To view the current set of rules on your server, enter the following in the terminal window:
sudo iptables -L
The system displays the status of your chains. The output will list three chains:
Chain INPUT (policy ACCEPT)
Chain FORWARD (policy ACCEPT)
Chain OUTPUT (policy ACCEPT)
Enable Loopback Traffic
It’s safe to allow traffic from your own system (the localhost). Append the Input chain by entering the following:
sudo iptables -A INPUT -i lo -j ACCEPT
This command configures the firewall to accept traffic for the localhost (
lo) interface (
-i). Now anything originating from your system will pass through your firewall. You need to set this rule to allow applications to talk to the localhost interface.
Allow Traffic on Specific Ports
These rules allow traffic on different ports you specify using the commands listed below. A port is a communication endpoint specified for a specific type of data.
To allow HTTP web traffic, enter the following command:
sudo iptables -A INPUT -p tcp --dport 80 -j ACCEPT
To allow only incoming SSH (Secure Shell) traffic, enter the following:
sudo iptables -A INPUT -p tcp --dport 22 -j ACCEPT
To allow HTTPS internet traffic, enter the following command:
sudo iptables -A INPUT -p tcp --dport 443 -j ACCEPT
The options work as follows:
-p– Check for the specified protocol (tcp).
--dport– Specify the destination port.
-j jump– Take the specified action.
Control Traffic by IP Address
Use the following command to ACCEPT traffic from a specific IP address.
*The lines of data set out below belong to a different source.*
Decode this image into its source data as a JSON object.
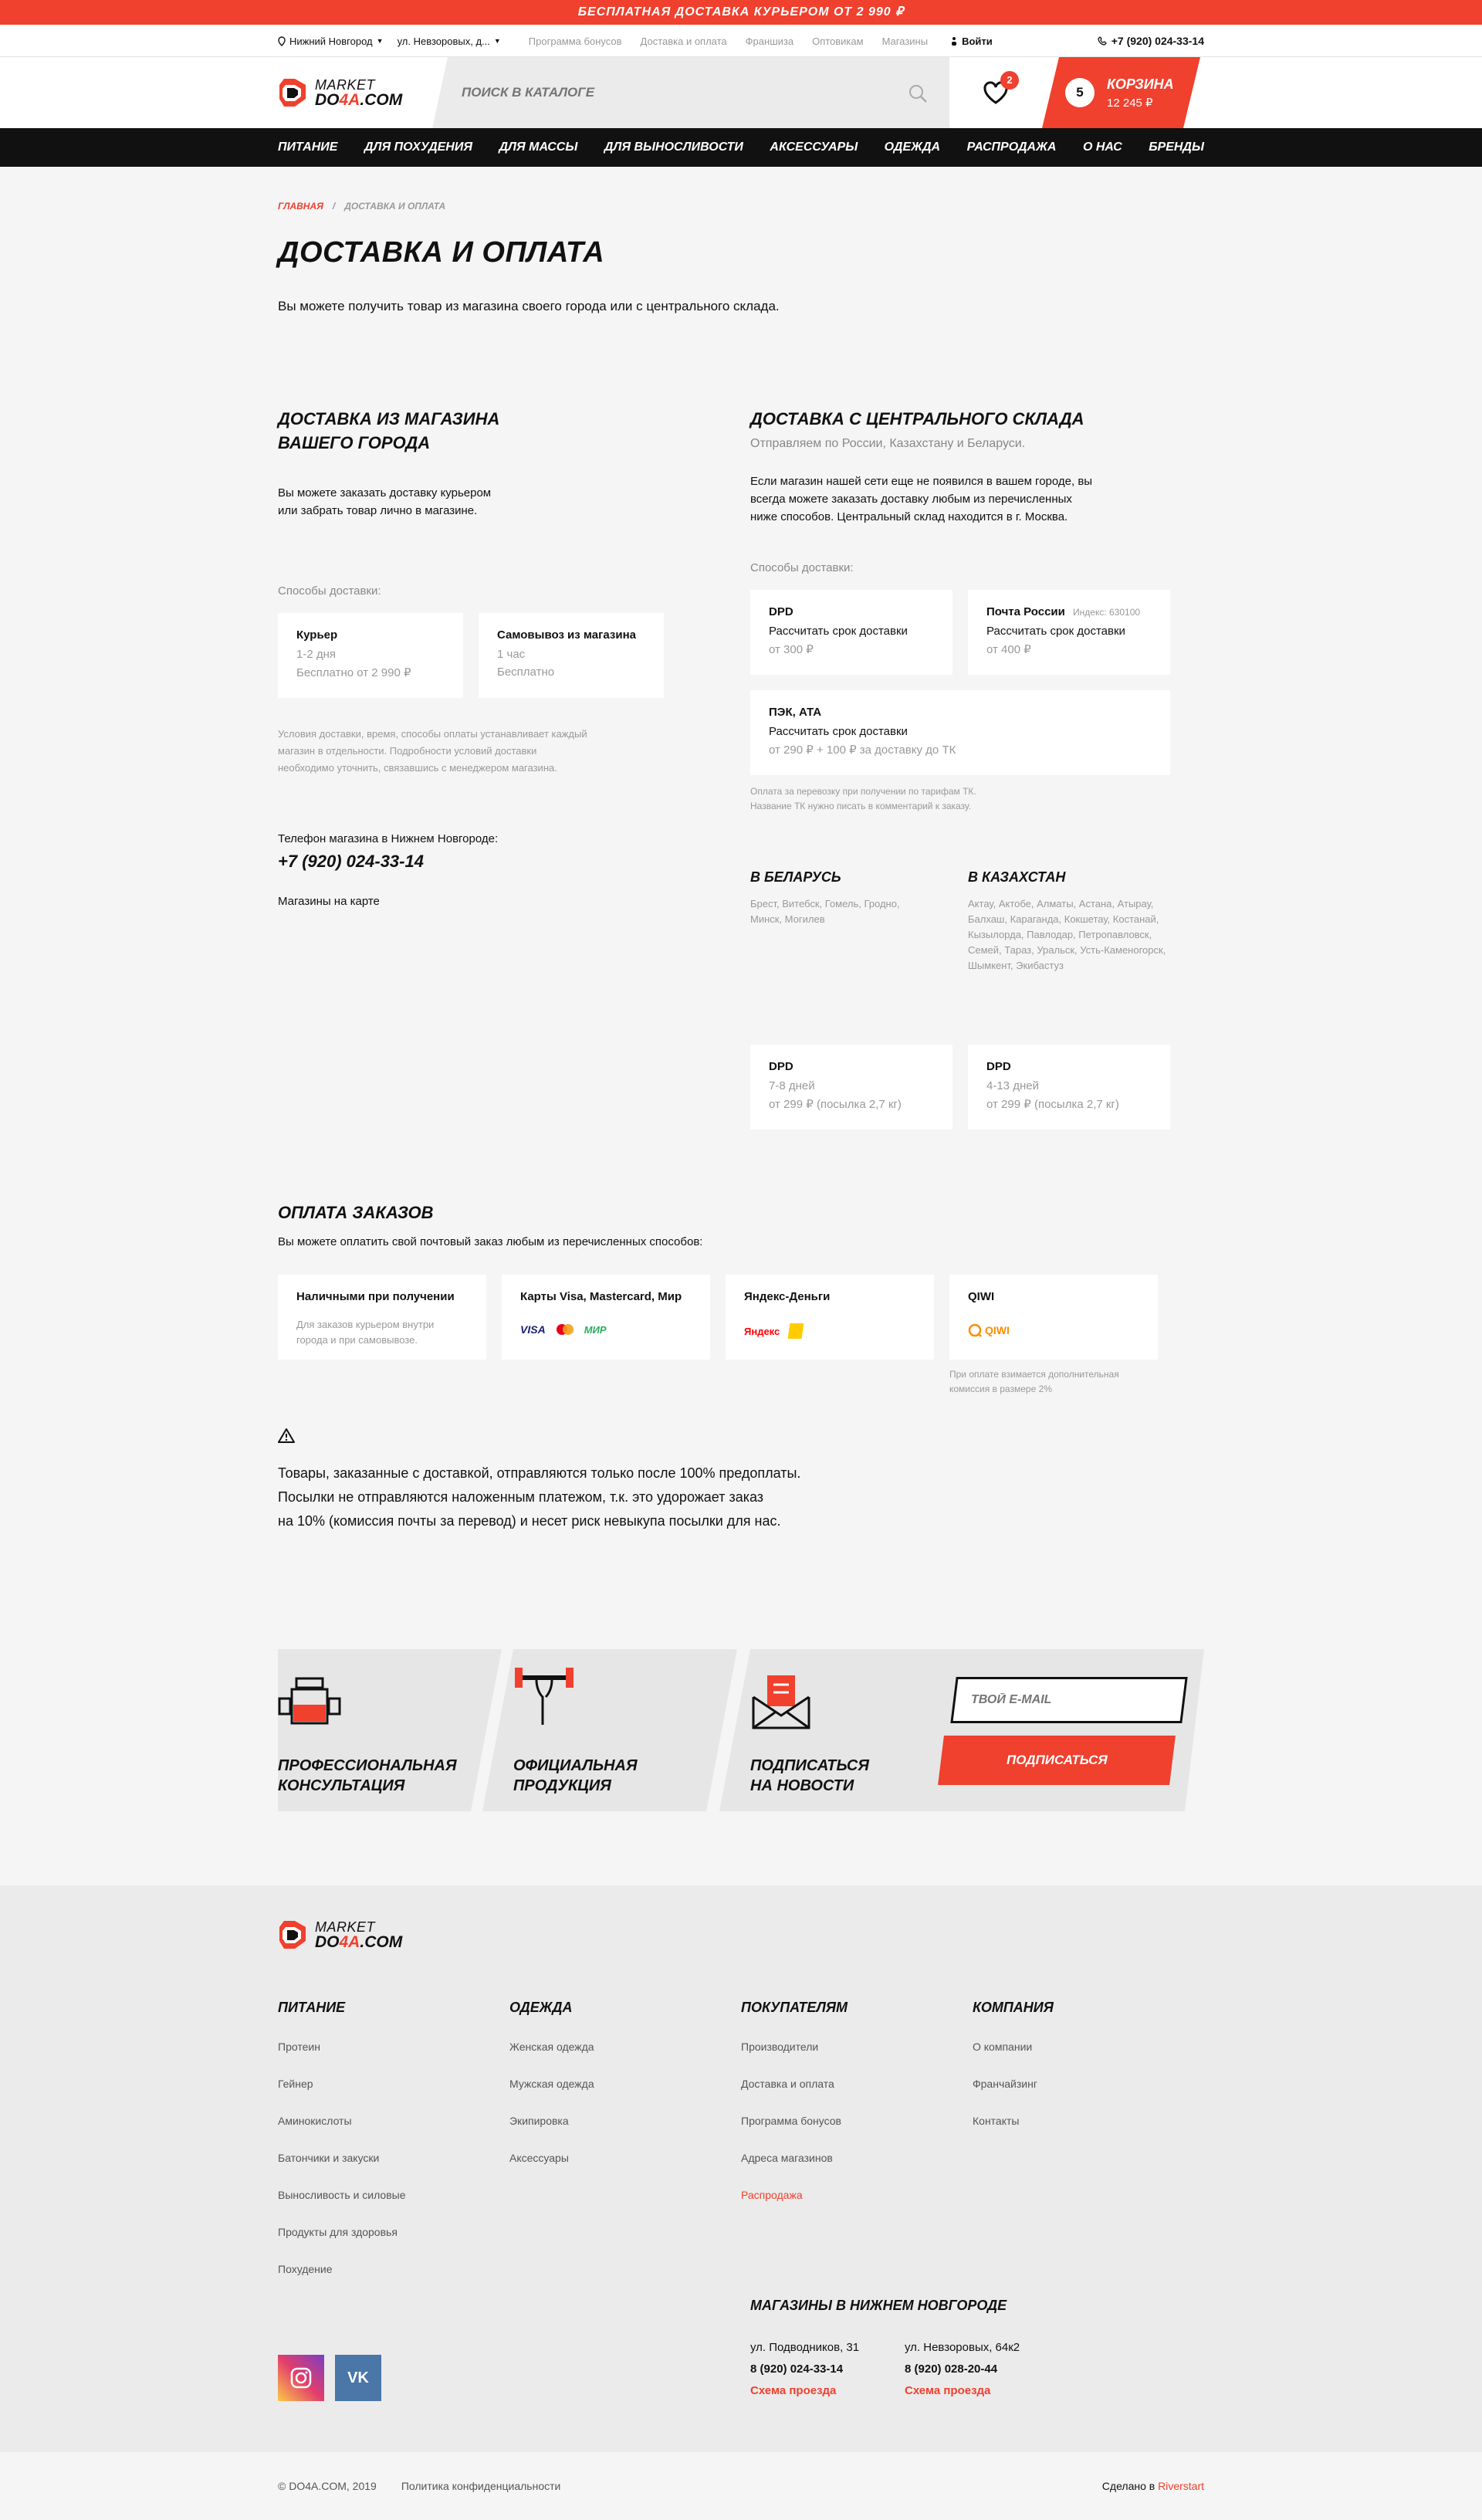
{
  "promo": "БЕСПЛАТНАЯ ДОСТАВКА КУРЬЕРОМ ОТ 2 990 ₽",
  "topbar": {
    "city": "Нижний Новгород",
    "address": "ул. Невзоровых, д...",
    "links": [
      "Программа бонусов",
      "Доставка и оплата",
      "Франшиза",
      "Оптовикам",
      "Магазины"
    ],
    "login": "Войти",
    "phone": "+7 (920) 024-33-14"
  },
  "header": {
    "logo_top": "MARKET",
    "logo_a": "DO",
    "logo_b": "4A",
    "logo_c": ".COM",
    "search_placeholder": "ПОИСК В КАТАЛОГЕ",
    "fav_count": "2",
    "cart_count": "5",
    "cart_label": "КОРЗИНА",
    "cart_sum": "12 245 ₽"
  },
  "nav": [
    "ПИТАНИЕ",
    "ДЛЯ ПОХУДЕНИЯ",
    "ДЛЯ МАССЫ",
    "ДЛЯ ВЫНОСЛИВОСТИ",
    "АКСЕССУАРЫ",
    "ОДЕЖДА",
    "РАСПРОДАЖА",
    "О НАС",
    "БРЕНДЫ"
  ],
  "breadcrumbs": {
    "home": "ГЛАВНАЯ",
    "sep": "/",
    "current": "ДОСТАВКА И ОПЛАТА"
  },
  "page": {
    "title": "ДОСТАВКА И ОПЛАТА",
    "intro": "Вы можете получить товар из магазина своего города или с центрального склада."
  },
  "local": {
    "title1": "ДОСТАВКА ИЗ МАГАЗИНА",
    "title2": "ВАШЕГО ГОРОДА",
    "text1": "Вы можете заказать доставку курьером",
    "text2": "или забрать товар лично в магазине.",
    "methods_label": "Способы доставки:",
    "cards": [
      {
        "title": "Курьер",
        "time": "1-2 дня",
        "price": "Бесплатно от 2 990 ₽"
      },
      {
        "title": "Самовывоз из магазина",
        "time": "1 час",
        "price": "Бесплатно"
      }
    ],
    "note1": "Условия доставки, время, способы оплаты устанавливает каждый",
    "note2": "магазин в отдельности. Подробности условий доставки",
    "note3": "необходимо уточнить, связавшись с менеджером магазина.",
    "phone_label": "Телефон магазина в Нижнем Новгороде:",
    "phone": "+7 (920) 024-33-14",
    "map_link": "Магазины на карте"
  },
  "central": {
    "title": "ДОСТАВКА С ЦЕНТРАЛЬНОГО СКЛАДА",
    "subtitle": "Отправляем по России, Казахстану и Беларуси.",
    "text1": "Если магазин нашей сети еще не появился в вашем городе, вы",
    "text2": "всегда можете заказать доставку любым из перечисленных",
    "text3": "ниже способов. Центральный склад находится в г. Москва.",
    "methods_label": "Способы доставки:",
    "dpd": {
      "title": "DPD",
      "action": "Рассчитать срок доставки",
      "price": "от 300 ₽"
    },
    "post": {
      "title": "Почта России",
      "index": "Индекс: 630100",
      "action": "Рассчитать срок доставки",
      "price": "от 400 ₽"
    },
    "pek": {
      "title": "ПЭК, АТА",
      "action": "Рассчитать срок доставки",
      "price": "от 290 ₽ + 100 ₽ за доставку до ТК"
    },
    "note1": "Оплата за перевозку при получении по тарифам ТК.",
    "note2": "Название ТК нужно писать в комментарий к заказу.",
    "belarus": {
      "title": "В БЕЛАРУСЬ",
      "cities1": "Брест, Витебск, Гомель, Гродно,",
      "cities2": "Минск, Могилев"
    },
    "kz": {
      "title": "В КАЗАХСТАН",
      "c1": "Актау, Актобе, Алматы, Астана, Атырау,",
      "c2": "Балхаш, Караганда, Кокшетау, Костанай,",
      "c3": "Кызылорда, Павлодар, Петропавловск,",
      "c4": "Семей, Тараз, Уральск, Усть-Каменогорск,",
      "c5": "Шымкент, Экибастуз"
    },
    "by_card": {
      "title": "DPD",
      "time": "7-8 дней",
      "price": "от 299 ₽ (посылка 2,7 кг)"
    },
    "kz_card": {
      "title": "DPD",
      "time": "4-13 дней",
      "price": "от 299 ₽ (посылка 2,7 кг)"
    }
  },
  "payment": {
    "title": "ОПЛАТА ЗАКАЗОВ",
    "intro": "Вы можете оплатить свой почтовый заказ любым из перечисленных способов:",
    "cards": [
      {
        "title": "Наличными при получении",
        "s1": "Для заказов курьером внутри",
        "s2": "города и при самовывозе."
      },
      {
        "title": "Карты Visa, Mastercard, Мир",
        "visa": "VISA",
        "mir": "МИР"
      },
      {
        "title": "Яндекс-Деньги",
        "ya": "Яндекс"
      },
      {
        "title": "QIWI",
        "qiwi": "QIWI"
      }
    ],
    "qiwi_note1": "При оплате взимается дополнительная",
    "qiwi_note2": "комиссия в размере 2%"
  },
  "warning": {
    "l1": "Товары, заказанные с доставкой, отправляются только после 100% предоплаты.",
    "l2": "Посылки не отправляются наложенным платежом, т.к. это удорожает заказ",
    "l3": "на 10% (комиссия почты за перевод) и несет риск невыкупа посылки для нас."
  },
  "features": [
    {
      "l1": "ПРОФЕССИОНАЛЬНАЯ",
      "l2": "КОНСУЛЬТАЦИЯ"
    },
    {
      "l1": "ОФИЦИАЛЬНАЯ",
      "l2": "ПРОДУКЦИЯ"
    },
    {
      "l1": "ПОДПИСАТЬСЯ",
      "l2": "НА НОВОСТИ"
    }
  ],
  "subscribe": {
    "placeholder": "ТВОЙ E-MAIL",
    "button": "ПОДПИСАТЬСЯ"
  },
  "footer": {
    "cols": [
      {
        "title": "ПИТАНИЕ",
        "items": [
          "Протеин",
          "Гейнер",
          "Аминокислоты",
          "Батончики и закуски",
          "Выносливость и силовые",
          "Продукты для здоровья",
          "Похудение"
        ]
      },
      {
        "title": "ОДЕЖДА",
        "items": [
          "Женская одежда",
          "Мужская одежда",
          "Экипировка",
          "Аксессуары"
        ]
      },
      {
        "title": "ПОКУПАТЕЛЯМ",
        "items": [
          "Производители",
          "Доставка и оплата",
          "Программа бонусов",
          "Адреса магазинов",
          "Распродажа"
        ]
      },
      {
        "title": "КОМПАНИЯ",
        "items": [
          "О компании",
          "Франчайзинг",
          "Контакты"
        ]
      }
    ],
    "stores_title": "МАГАЗИНЫ В НИЖНЕМ НОВГОРОДЕ",
    "stores": [
      {
        "addr": "ул. Подводников, 31",
        "phone": "8 (920) 024-33-14",
        "link": "Схема проезда"
      },
      {
        "addr": "ул. Невзоровых, 64к2",
        "phone": "8 (920) 028-20-44",
        "link": "Схема проезда"
      }
    ]
  },
  "bottom": {
    "copyright": "© DO4A.COM, 2019",
    "privacy": "Политика конфиденциальности",
    "made": "Сделано в",
    "made_by": "Riverstart"
  },
  "colors": {
    "accent": "#f0402e",
    "dark": "#111111",
    "bg": "#f5f5f5"
  }
}
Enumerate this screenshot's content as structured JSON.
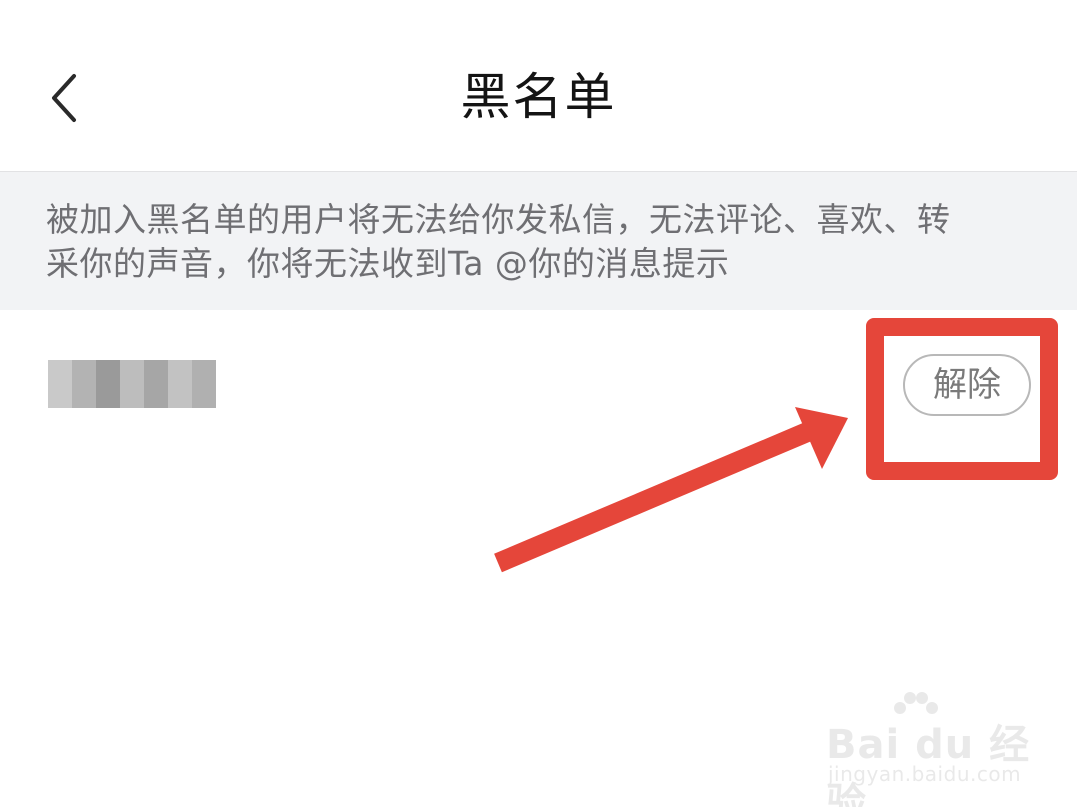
{
  "header": {
    "back_icon": "chevron-left-icon",
    "title": "黑名单"
  },
  "notice": {
    "text_line1": "被加入黑名单的用户将无法给你发私信，无法评论、喜欢、转",
    "text_line2": "采你的声音，你将无法收到Ta @你的消息提示"
  },
  "blocked_list": [
    {
      "name_blurred": true,
      "unblock_label": "解除"
    }
  ],
  "annotation": {
    "highlight_color": "#e5463a",
    "arrow_color": "#e5463a"
  },
  "watermark": {
    "logo_text": "Bai du 经验",
    "url": "jingyan.baidu.com"
  }
}
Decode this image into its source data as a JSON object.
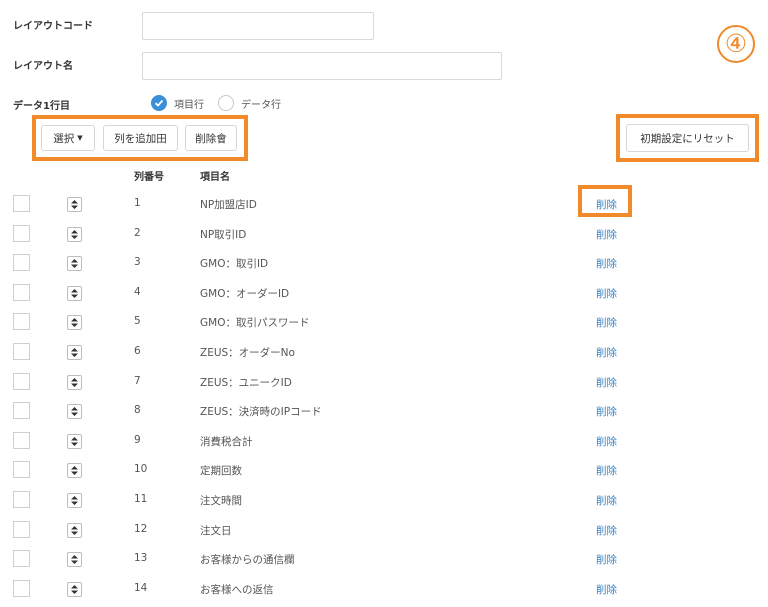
{
  "form": {
    "layout_code_label": "レイアウトコード",
    "layout_code_value": "",
    "layout_name_label": "レイアウト名",
    "layout_name_value": "",
    "first_row_label": "データ1行目",
    "radio_options": [
      {
        "label": "項目行",
        "checked": true
      },
      {
        "label": "データ行",
        "checked": false
      }
    ]
  },
  "toolbar": {
    "select_label": "選択",
    "add_column_label": "列を追加田",
    "delete_label": "削除會",
    "reset_label": "初期設定にリセット"
  },
  "annotation": {
    "step_number": "④",
    "highlight_color": "#f08a2a"
  },
  "table": {
    "headers": {
      "number": "列番号",
      "name": "項目名"
    },
    "delete_label": "削除",
    "rows": [
      {
        "num": "1",
        "name": "NP加盟店ID"
      },
      {
        "num": "2",
        "name": "NP取引ID"
      },
      {
        "num": "3",
        "name": "GMO：取引ID"
      },
      {
        "num": "4",
        "name": "GMO：オーダーID"
      },
      {
        "num": "5",
        "name": "GMO：取引パスワード"
      },
      {
        "num": "6",
        "name": "ZEUS：オーダーNo"
      },
      {
        "num": "7",
        "name": "ZEUS：ユニークID"
      },
      {
        "num": "8",
        "name": "ZEUS：決済時のIPコード"
      },
      {
        "num": "9",
        "name": "消費税合計"
      },
      {
        "num": "10",
        "name": "定期回数"
      },
      {
        "num": "11",
        "name": "注文時間"
      },
      {
        "num": "12",
        "name": "注文日"
      },
      {
        "num": "13",
        "name": "お客様からの通信欄"
      },
      {
        "num": "14",
        "name": "お客様への返信"
      }
    ]
  },
  "colors": {
    "accent": "#3a8fd6",
    "link": "#3a82c4",
    "highlight": "#f08a2a"
  }
}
sudo iptables -A INPUT -s 192.168.0.27 -j ACCEPT
Replace the IP address in the command with the IP address you want to allow.
You can also DROP traffic from an IP address:
sudo iptables -A INPUT -s 192.168.0.27 -j DROP
You can REJECT traffic from a range of IP addresses, but the command is more complex:
sudo iptables -A INPUT -m iprange --src-range 192.168.0.1-192.168.0.255 -j REJECT
The iptables options we used in the examples work as follows:
-m– Match the specified option.
-iprange– Tell the system to expect a range of IP addresses instead of a single one.
--src-range– Identifies the range of IP addresses.
Dropping Unwanted Traffic
If you define dport iptables firewall rules, you need to prevent unauthorized access by dropping any traffic that comes via other ports:
sudo iptables -A INPUT -j DROP
-A option appends a new rule to the chain. If any connection comes through ports other than those you defined, it will be dropped.
Delete a Rule
You can use the
-F option to clear all iptables firewall rules. A more precise method is to delete the line number of a rule.
First, list all rules by entering the following:
sudo iptables -L --line-numbers
Locate the line of the firewall rule you want to delete and run this command:
sudo iptables -D INPUT <Number>
Replace <Number> with the actual rule line number you want to remove.
Note: Refer to our article to find out more on how to delete Iptables rule.
Save Your Changes
Iptables does not keep the rules you created when the system reboots. Whenever you configure iptables in Linux, all the changes you make apply only until the first restart.
To save the rules in Debian-based systems, enter:
To save the rules in Red-Hat based systems, enter:
sudo /sbin/service iptables save
The next time your system starts, iptables will automatically reload the firewall rules.
After reading this Linux iptables tutorial, you should have a better understanding of how iptables work and how to install the iptables tool.
You can now also configure basic iptables firewall rules for your Linux system. Feel free to experiment, as you can always delete rules that you do not need, or flush all rules and start again.